> _Description of the task_: All of the entries below, duplicated exactly, make up the answer.
━━━━━━━━━━━━━━━━
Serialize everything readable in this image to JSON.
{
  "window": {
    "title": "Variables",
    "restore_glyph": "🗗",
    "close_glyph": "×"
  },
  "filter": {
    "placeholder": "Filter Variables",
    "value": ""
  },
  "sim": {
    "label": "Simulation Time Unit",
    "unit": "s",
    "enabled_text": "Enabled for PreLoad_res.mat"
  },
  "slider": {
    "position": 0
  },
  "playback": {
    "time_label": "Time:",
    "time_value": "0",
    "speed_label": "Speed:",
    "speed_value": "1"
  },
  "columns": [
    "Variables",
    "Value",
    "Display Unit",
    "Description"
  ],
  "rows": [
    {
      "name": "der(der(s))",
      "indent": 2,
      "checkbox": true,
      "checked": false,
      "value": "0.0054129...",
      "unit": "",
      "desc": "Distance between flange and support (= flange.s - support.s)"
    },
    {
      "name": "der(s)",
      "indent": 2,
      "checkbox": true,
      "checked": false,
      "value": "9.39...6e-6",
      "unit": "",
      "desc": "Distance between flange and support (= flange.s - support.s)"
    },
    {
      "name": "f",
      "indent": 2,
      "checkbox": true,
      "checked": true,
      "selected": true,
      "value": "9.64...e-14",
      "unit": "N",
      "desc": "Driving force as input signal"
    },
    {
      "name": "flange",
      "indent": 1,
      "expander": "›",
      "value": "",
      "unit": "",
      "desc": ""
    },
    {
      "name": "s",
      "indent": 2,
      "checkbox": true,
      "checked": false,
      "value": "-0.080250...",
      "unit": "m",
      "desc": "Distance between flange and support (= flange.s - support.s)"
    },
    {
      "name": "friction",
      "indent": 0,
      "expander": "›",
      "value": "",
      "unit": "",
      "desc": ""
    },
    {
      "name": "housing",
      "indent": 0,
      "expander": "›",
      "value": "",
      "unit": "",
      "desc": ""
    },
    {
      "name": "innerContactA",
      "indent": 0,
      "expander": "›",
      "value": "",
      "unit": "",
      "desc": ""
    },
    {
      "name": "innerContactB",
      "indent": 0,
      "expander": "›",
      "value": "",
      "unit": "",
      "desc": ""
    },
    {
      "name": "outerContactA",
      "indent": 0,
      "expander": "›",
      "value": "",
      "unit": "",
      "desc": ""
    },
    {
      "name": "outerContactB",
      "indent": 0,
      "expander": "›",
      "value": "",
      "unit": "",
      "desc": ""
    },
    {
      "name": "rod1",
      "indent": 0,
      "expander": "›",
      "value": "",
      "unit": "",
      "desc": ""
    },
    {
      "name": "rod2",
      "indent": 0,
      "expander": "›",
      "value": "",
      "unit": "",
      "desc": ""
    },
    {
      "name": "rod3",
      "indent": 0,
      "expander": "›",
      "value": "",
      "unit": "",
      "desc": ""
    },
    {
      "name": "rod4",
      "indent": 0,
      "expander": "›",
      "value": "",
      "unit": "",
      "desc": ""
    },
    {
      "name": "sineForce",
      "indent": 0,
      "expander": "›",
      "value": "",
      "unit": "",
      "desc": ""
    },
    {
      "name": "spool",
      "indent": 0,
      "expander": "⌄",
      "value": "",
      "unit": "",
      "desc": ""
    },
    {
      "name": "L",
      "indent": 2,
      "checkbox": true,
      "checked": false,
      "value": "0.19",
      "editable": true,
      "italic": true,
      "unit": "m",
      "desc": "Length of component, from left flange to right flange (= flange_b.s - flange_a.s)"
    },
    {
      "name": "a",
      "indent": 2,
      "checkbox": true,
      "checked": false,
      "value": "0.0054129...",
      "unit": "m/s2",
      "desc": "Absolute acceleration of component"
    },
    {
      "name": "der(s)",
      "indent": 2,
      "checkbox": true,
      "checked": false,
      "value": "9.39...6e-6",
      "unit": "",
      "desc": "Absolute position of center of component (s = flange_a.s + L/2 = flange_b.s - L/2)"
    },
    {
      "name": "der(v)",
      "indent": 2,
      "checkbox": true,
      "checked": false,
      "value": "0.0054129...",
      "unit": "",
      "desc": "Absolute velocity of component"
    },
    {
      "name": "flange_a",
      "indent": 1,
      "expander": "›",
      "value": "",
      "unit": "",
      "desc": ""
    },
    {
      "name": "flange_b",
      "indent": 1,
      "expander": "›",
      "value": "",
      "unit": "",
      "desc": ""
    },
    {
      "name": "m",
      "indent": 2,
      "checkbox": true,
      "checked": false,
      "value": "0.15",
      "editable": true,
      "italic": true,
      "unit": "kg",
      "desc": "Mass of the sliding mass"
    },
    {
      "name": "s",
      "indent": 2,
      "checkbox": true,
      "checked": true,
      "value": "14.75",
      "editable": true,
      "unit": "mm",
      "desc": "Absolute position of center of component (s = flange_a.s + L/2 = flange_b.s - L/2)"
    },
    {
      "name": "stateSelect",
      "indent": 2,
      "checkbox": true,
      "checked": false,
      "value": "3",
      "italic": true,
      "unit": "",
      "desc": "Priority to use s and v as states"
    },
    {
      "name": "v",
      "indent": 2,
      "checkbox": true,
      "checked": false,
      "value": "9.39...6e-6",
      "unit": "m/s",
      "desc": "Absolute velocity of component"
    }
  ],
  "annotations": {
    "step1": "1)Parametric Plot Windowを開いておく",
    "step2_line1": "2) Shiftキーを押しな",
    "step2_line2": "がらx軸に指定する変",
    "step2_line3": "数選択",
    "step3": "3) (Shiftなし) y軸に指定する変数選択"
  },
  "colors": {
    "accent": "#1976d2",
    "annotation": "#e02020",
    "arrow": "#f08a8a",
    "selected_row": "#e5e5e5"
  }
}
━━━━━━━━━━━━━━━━
> _Your response_:
Serialize everything readable in this image to JSON.
{
  "window": {
    "title": "Variables",
    "restore_glyph": "🗗",
    "close_glyph": "×"
  },
  "filter": {
    "placeholder": "Filter Variables",
    "value": ""
  },
  "sim": {
    "label": "Simulation Time Unit",
    "unit": "s",
    "enabled_text": "Enabled for PreLoad_res.mat"
  },
  "slider": {
    "position": 0
  },
  "playback": {
    "time_label": "Time:",
    "time_value": "0",
    "speed_label": "Speed:",
    "speed_value": "1"
  },
  "columns": [
    "Variables",
    "Value",
    "Display Unit",
    "Description"
  ],
  "rows": [
    {
      "name": "der(der(s))",
      "indent": 2,
      "checkbox": true,
      "checked": false,
      "value": "0.0054129...",
      "unit": "",
      "desc": "Distance between flange and support (= flange.s - support.s)"
    },
    {
      "name": "der(s)",
      "indent": 2,
      "checkbox": true,
      "checked": false,
      "value": "9.39...6e-6",
      "unit": "",
      "desc": "Distance between flange and support (= flange.s - support.s)"
    },
    {
      "name": "f",
      "indent": 2,
      "checkbox": true,
      "checked": true,
      "selected": true,
      "value": "9.64...e-14",
      "unit": "N",
      "desc": "Driving force as input signal"
    },
    {
      "name": "flange",
      "indent": 1,
      "expander": "›",
      "value": "",
      "unit": "",
      "desc": ""
    },
    {
      "name": "s",
      "indent": 2,
      "checkbox": true,
      "checked": false,
      "value": "-0.080250...",
      "unit": "m",
      "desc": "Distance between flange and support (= flange.s - support.s)"
    },
    {
      "name": "friction",
      "indent": 0,
      "expander": "›",
      "value": "",
      "unit": "",
      "desc": ""
    },
    {
      "name": "housing",
      "indent": 0,
      "expander": "›",
      "value": "",
      "unit": "",
      "desc": ""
    },
    {
      "name": "innerContactA",
      "indent": 0,
      "expander": "›",
      "value": "",
      "unit": "",
      "desc": ""
    },
    {
      "name": "innerContactB",
      "indent": 0,
      "expander": "›",
      "value": "",
      "unit": "",
      "desc": ""
    },
    {
      "name": "outerContactA",
      "indent": 0,
      "expander": "›",
      "value": "",
      "unit": "",
      "desc": ""
    },
    {
      "name": "outerContactB",
      "indent": 0,
      "expander": "›",
      "value": "",
      "unit": "",
      "desc": ""
    },
    {
      "name": "rod1",
      "indent": 0,
      "expander": "›",
      "value": "",
      "unit": "",
      "desc": ""
    },
    {
      "name": "rod2",
      "indent": 0,
      "expander": "›",
      "value": "",
      "unit": "",
      "desc": ""
    },
    {
      "name": "rod3",
      "indent": 0,
      "expander": "›",
      "value": "",
      "unit": "",
      "desc": ""
    },
    {
      "name": "rod4",
      "indent": 0,
      "expander": "›",
      "value": "",
      "unit": "",
      "desc": ""
    },
    {
      "name": "sineForce",
      "indent": 0,
      "expander": "›",
      "value": "",
      "unit": "",
      "desc": ""
    },
    {
      "name": "spool",
      "indent": 0,
      "expander": "⌄",
      "value": "",
      "unit": "",
      "desc": ""
    },
    {
      "name": "L",
      "indent": 2,
      "checkbox": true,
      "checked": false,
      "value": "0.19",
      "editable": true,
      "italic": true,
      "unit": "m",
      "desc": "Length of component, from left flange to right flange (= flange_b.s - flange_a.s)"
    },
    {
      "name": "a",
      "indent": 2,
      "checkbox": true,
      "checked": false,
      "value": "0.0054129...",
      "unit": "m/s2",
      "desc": "Absolute acceleration of component"
    },
    {
      "name": "der(s)",
      "indent": 2,
      "checkbox": true,
      "checked": false,
      "value": "9.39...6e-6",
      "unit": "",
      "desc": "Absolute position of center of component (s = flange_a.s + L/2 = flange_b.s - L/2)"
    },
    {
      "name": "der(v)",
      "indent": 2,
      "checkbox": true,
      "checked": false,
      "value": "0.0054129...",
      "unit": "",
      "desc": "Absolute velocity of component"
    },
    {
      "name": "flange_a",
      "indent": 1,
      "expander": "›",
      "value": "",
      "unit": "",
      "desc": ""
    },
    {
      "name": "flange_b",
      "indent": 1,
      "expander": "›",
      "value": "",
      "unit": "",
      "desc": ""
    },
    {
      "name": "m",
      "indent": 2,
      "checkbox": true,
      "checked": false,
      "value": "0.15",
      "editable": true,
      "italic": true,
      "unit": "kg",
      "desc": "Mass of the sliding mass"
    },
    {
      "name": "s",
      "indent": 2,
      "checkbox": true,
      "checked": true,
      "value": "14.75",
      "editable": true,
      "unit": "mm",
      "desc": "Absolute position of center of component (s = flange_a.s + L/2 = flange_b.s - L/2)"
    },
    {
      "name": "stateSelect",
      "indent": 2,
      "checkbox": true,
      "checked": false,
      "value": "3",
      "italic": true,
      "unit": "",
      "desc": "Priority to use s and v as states"
    },
    {
      "name": "v",
      "indent": 2,
      "checkbox": true,
      "checked": false,
      "value": "9.39...6e-6",
      "unit": "m/s",
      "desc": "Absolute velocity of component"
    }
  ],
  "annotations": {
    "step1": "1)Parametric Plot Windowを開いておく",
    "step2_line1": "2) Shiftキーを押しな",
    "step2_line2": "がらx軸に指定する変",
    "step2_line3": "数選択",
    "step3": "3) (Shiftなし) y軸に指定する変数選択"
  },
  "colors": {
    "accent": "#1976d2",
    "annotation": "#e02020",
    "arrow": "#f08a8a",
    "selected_row": "#e5e5e5"
  }
}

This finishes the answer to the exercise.